“It was a recipe for a perfect storm,” Gresham said. “Jeff and I had built this clientele. People were excited we were all coming together.”
The evolution from idea to actual restaurant was quick. The restaurant opened at 7731 Jefferson Highway on Oct. 22, 2010.
Nearly six years later, Gresham is busier than ever.
On a recent morning, the 34-year-old was slurping a cup of black coffee at Christina’s downtown, a landmark breakfast and lunch spot on St. Charles Street that he, Conaway and the Juban’s owners took over after owner Christina Bannister died in January 2015.
Gresham was still full of energy, his eyes darting back and forth, his leg hopped nervously as he recounted when he first moved to Louisiana, the techniques he learned from Marco in his back pocket.
“I had a hard time selling his French pâtés and terrines at Galatoire’s,” Gresham said. “I couldn’t get rid of them. Maybe, I wasn’t selling them right. I was 24, maybe 25, years old. Maybe no one trusted me.”
Now, he’s confident about those sausages and livers. He has more experience. He has the crowd.
“We started revamping it [at Beausoleil], and I can’t keep pâté in house,” he said. “It flies out.”
It didn’t hurt that he, Juban’s chef Joey Daigle and nearly 30 other chefs took part in Cure Camp in Charlotte, North Carolina. During an intense three-day workshop in March, the chefs, Marco and chef/butcher Michael Sullivan studied everything and anything to do with butchering.

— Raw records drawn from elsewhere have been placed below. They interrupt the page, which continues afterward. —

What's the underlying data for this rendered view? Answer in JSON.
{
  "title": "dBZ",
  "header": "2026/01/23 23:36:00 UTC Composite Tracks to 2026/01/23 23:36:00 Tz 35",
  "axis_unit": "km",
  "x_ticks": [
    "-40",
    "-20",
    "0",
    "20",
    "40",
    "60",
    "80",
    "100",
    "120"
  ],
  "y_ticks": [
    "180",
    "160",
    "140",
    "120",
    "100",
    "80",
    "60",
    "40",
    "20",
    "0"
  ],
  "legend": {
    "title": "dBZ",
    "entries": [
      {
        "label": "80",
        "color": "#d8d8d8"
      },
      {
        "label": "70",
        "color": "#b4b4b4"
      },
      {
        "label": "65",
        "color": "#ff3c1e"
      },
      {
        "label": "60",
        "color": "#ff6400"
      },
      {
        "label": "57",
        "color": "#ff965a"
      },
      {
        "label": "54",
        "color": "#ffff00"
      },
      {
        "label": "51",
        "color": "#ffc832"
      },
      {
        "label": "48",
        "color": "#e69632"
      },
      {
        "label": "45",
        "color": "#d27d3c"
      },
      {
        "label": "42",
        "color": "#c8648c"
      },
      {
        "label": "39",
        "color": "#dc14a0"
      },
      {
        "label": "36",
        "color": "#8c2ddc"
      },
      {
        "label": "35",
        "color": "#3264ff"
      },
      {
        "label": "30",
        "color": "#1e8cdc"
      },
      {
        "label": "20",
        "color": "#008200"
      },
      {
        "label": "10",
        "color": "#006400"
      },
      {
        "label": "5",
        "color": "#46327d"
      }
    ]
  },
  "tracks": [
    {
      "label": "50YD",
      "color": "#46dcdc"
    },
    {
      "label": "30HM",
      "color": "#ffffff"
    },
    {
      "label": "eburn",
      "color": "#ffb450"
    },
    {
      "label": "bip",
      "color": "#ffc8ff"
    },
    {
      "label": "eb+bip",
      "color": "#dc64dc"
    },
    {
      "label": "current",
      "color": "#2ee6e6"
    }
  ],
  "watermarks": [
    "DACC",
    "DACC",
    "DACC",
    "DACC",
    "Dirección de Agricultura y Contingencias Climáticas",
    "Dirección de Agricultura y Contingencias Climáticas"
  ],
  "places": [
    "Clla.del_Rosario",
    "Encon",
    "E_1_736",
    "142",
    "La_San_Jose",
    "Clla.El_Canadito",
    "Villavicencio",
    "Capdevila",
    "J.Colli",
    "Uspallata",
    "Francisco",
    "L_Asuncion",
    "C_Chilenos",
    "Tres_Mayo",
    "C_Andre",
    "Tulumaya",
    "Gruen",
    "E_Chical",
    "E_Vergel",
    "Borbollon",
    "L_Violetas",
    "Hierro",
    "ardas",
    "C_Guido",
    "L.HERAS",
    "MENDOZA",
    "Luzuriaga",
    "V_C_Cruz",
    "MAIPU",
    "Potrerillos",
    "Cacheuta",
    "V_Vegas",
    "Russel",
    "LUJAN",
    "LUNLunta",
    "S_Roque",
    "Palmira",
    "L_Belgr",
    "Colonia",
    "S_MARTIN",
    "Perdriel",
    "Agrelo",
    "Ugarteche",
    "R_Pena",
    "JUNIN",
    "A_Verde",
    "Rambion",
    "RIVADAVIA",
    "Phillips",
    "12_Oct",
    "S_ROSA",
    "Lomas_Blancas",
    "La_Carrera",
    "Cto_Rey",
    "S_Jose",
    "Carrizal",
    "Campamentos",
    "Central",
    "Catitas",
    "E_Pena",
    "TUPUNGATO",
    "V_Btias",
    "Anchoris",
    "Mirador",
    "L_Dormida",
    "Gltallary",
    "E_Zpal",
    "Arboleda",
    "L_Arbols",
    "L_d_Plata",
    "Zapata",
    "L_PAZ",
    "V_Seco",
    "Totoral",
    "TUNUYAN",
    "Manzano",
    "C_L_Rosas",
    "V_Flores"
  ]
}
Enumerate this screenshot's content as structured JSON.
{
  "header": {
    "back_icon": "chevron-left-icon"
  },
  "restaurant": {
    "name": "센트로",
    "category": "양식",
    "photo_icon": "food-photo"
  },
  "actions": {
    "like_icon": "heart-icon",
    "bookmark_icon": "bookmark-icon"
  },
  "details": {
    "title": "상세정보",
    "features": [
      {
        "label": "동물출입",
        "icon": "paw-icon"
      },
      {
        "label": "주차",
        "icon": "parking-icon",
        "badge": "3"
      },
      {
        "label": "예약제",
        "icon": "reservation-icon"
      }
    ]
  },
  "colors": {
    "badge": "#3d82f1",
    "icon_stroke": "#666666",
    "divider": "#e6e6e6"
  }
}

It was like being back in Colorado with his mentor all over again.
The first day, the chefs made blood sausage. The next day, Marco showed the chefs what to do with a quarter-cow. On the third day, Sullivan taught the chefs the science behind dry curing meats.
There was even a little bit of brandy in the morning.
“[Marco] made a couple examples out of me,” Gresham said, laughing. “He told some stories about how I used to mess everything up. But it was great. In this industry, all we have is what we’re working with. You get motivation from other chefs. It’s the progress. You get bored. You wonder, ‘What am I doing?’ I needed inspiration. This class totally reinspired me. It made me want to revamp everything I was doing at Beausoleil.”
The class was such a powerful experience that Gresham and Marco want to bring the workshop to Baton Rouge this fall. Gresham is hopeful Beausoleil can host around 30 chefs in October for the event.
“It’s just going to open people’s eyes,” Gresham said. “We’re always in the shadow of New Orleans food. That’s not a bad thing. That’s the reason I stayed in Baton Rouge. There’s opportunity here. Right now, you’ve got a lot of good chefs popping up. This class won’t be about Beausoleil. It will put the spotlight on Baton Rouge.
“It’s about showing these chefs from across the country these techniques, getting them in there and just making things happen together.”
Follow Matthew Sigur on Twitter, @MatthewSigur.